Black History as Seen on Screen

A picture speaks a thousand words, and a moving one makes an even bigger impact with the power to bring about social change. As the late American journalist and political commentator Howard K. Smith said in an interview in 1997, television was a decisive factor in the success of the Civil Rights Movement, along with “the wonderful eloquence of Dr Martin Luther King”. His documentary for CBS, Who Speaks for Birmingham? which highlighted racial tensions and the attacks on the Freedom Riders in Birmingham, AL in 1961, is considered a seminal moment in American television history.

On August 28, 1963, during the March on Washington for Jobs and Freedom, Dr Martin Luther King, Jnr.’s impassioned speech, with the unforgettable words, “I have a dream that my four little children will one day live in a nation where they will not be judged by the colour of their skin but by the content of their character,” led the Kennedy administration to advance civil rights legislation. That moment was televised to an audience of millions.

Today, these words remain the guiding principle behind the global movement for equality and civil rights. As we mark Black History Month, we asked the Platform team to choose iconic screen moments in black history that inspired them.

We begin with the 1936 Olympics in Berlin – the first to be captured on film and viewed by an international audience. Although his decision to take part drew criticism from the American civil rights organisation, the NAACP, Jesse Owens was the undisputed star of the American Olympic team. His four gold medals and images of him on the podium will always stand out as a blow to the ideals of Nazism.

Over three decades later, the 1968 Olympic games in Mexico City marked the first televised instance of protest on the sporting field. In what became an iconic image, just months after the assassination of Dr Martin Luther King, Jnr., two American athletes Tommie Smith and John Carlos, each raised a black-gloved fist during the playing of the US national anthem.

A continent away, on February 11, 1990 the fight against Apartheid in South Africa experienced a major shift with Nelson Mandela’s release following 27 years in prison. Later that day, Mandela delivered his famous speech from Cape Town’s City Hall, where his words, “My friends, comrades and fellow South Africans, I greet you all in the name of peace, democracy and freedom for all,” heard in-person, through TV screens or over the radio, marked a turning point in South Africa’s history.

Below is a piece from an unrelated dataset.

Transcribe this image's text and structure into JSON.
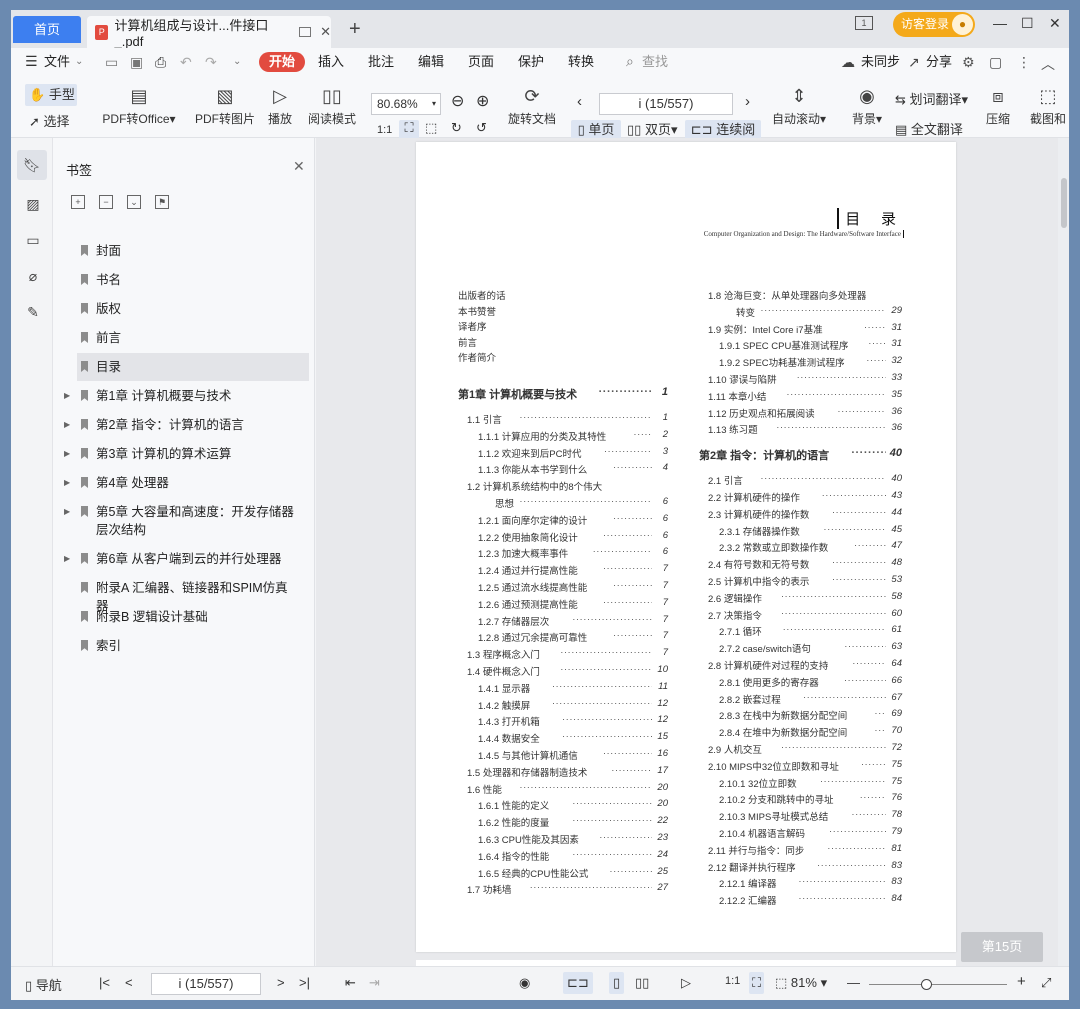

Fast forward to 2009 and Barak Obama, the first black president of the United States of America, giving his inaugural address in front of a record-breaking crowd for an event held in Washington D.C. and, in his own words, “all the other peoples and governments who are watching today, from the grandest capitals to the smallest village where my father was born.”

The release of Marvel’s Black Panther in 2018 marked another milestone – a blockbuster with an African American director and a predominantly black cast. While a black president in the White House was a significant milestone, the late Chadwick Boseman’s SAG Awards acceptance speech highlighted that there was more to be done. Speaking about the challenges of being black, he said, “We all know what it’s like to be told that there is not a place for you to be featured, yet, you are young, gifted, and black. We know what it’s like to be told to say there’s not a screen for you to be featured on, a stage for you to feature on. We know what it’s like to be the tail and not the head. We know what it’s like to be beneath and not above.”

Two years later these words were echoed by civil rights activist Rev Al Sharpton, delivering the eulogy at the funeral of George Floyd. His phrase “get your knee off our necks” became a rallying cry for the Black Lives Matter (BLM) movement around the globe.

At a BLM rally in London in May 2020, actor John Boyega’s impassioned words rang out from screens around the world: “Black lives have always mattered,” Boyega told his fellow demonstrators. “We have always been important. We have always meant something. We have always succeeded regardless. And now is the time. I ain’t waiting.”

They seemed almost prophetic as just six months later, Kamala Harris made history as the first woman – and the first woman of black heritage – to be elected Vice President of the United States of America. In her speech marking the occasion, she honoured “the generations of women, Black women — Asian, white, Latina, Native American women who surround our nation — who throughout our nation’s history have paved the way for this moment tonight” adding “while I may be the first woman in this office, I will not be the last.”

In January 2021, at a presidential inauguration like no other, poet Amanda Gorman stole the show capturing hearts and minds around the world with her inauguration poem, The Hill We Climb. The concluding words “there is always light if only we are brave enough to see it. If only we are brave enough to be it” a call to all who fight for civil rights and equality.

While the impact of TV and ability of the scenes above to alter perceptions is undeniable, there is still work to be done and the media industry is still working towards equality. A recent Creative Diversity Network (CDN) report revealed that the representation of Black, Asian, and minority ethnic people in the British media went backwards both on- and off-screen.

The diverse casting of Bridgerton, Netflix’s hugely popular period drama with a twist,  offers a ray of hope for the future of equality on our screens. Just as the events in Birmingham, Dr Martin Luther King Jnr.’s speech and a majority black cast in Black Panther has begun to shift perceptions. It shows that the images we see on our screens today – whether those in our living rooms or the ones we carry in our pockets – can move the political needle and be the catalyst for further social change.